**Problem**. Across the entries below, tally every line that holds the string "Power" and reply with the number only.

#####

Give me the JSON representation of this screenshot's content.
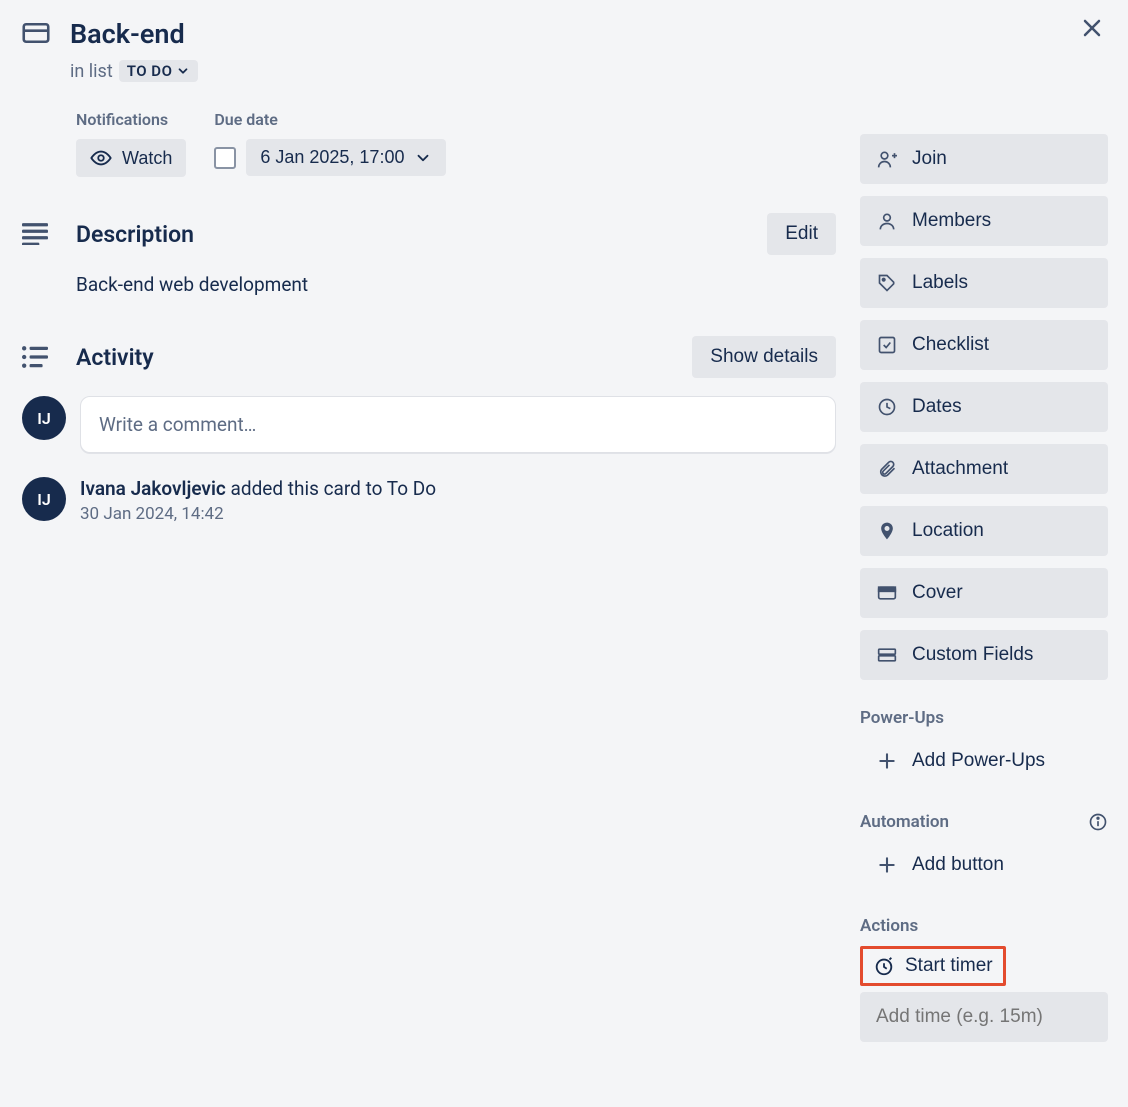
{
  "card": {
    "title": "Back-end",
    "in_list_prefix": "in list",
    "list_name": "TO DO"
  },
  "details": {
    "notifications_label": "Notifications",
    "watch_label": "Watch",
    "due_label": "Due date",
    "due_value": "6 Jan 2025, 17:00"
  },
  "description": {
    "heading": "Description",
    "edit_label": "Edit",
    "text": "Back-end web development"
  },
  "activity": {
    "heading": "Activity",
    "show_details_label": "Show details",
    "avatar_initials": "IJ",
    "comment_placeholder": "Write a comment…",
    "item_author": "Ivana Jakovljevic",
    "item_action": "added this card to To Do",
    "item_date": "30 Jan 2024, 14:42"
  },
  "sidebar": {
    "join": "Join",
    "members": "Members",
    "labels": "Labels",
    "checklist": "Checklist",
    "dates": "Dates",
    "attachment": "Attachment",
    "location": "Location",
    "cover": "Cover",
    "custom_fields": "Custom Fields",
    "powerups_heading": "Power-Ups",
    "add_powerups": "Add Power-Ups",
    "automation_heading": "Automation",
    "add_button": "Add button",
    "actions_heading": "Actions",
    "start_timer": "Start timer",
    "add_time_placeholder": "Add time (e.g. 15m)"
  }
}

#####

**Expected answer**. 2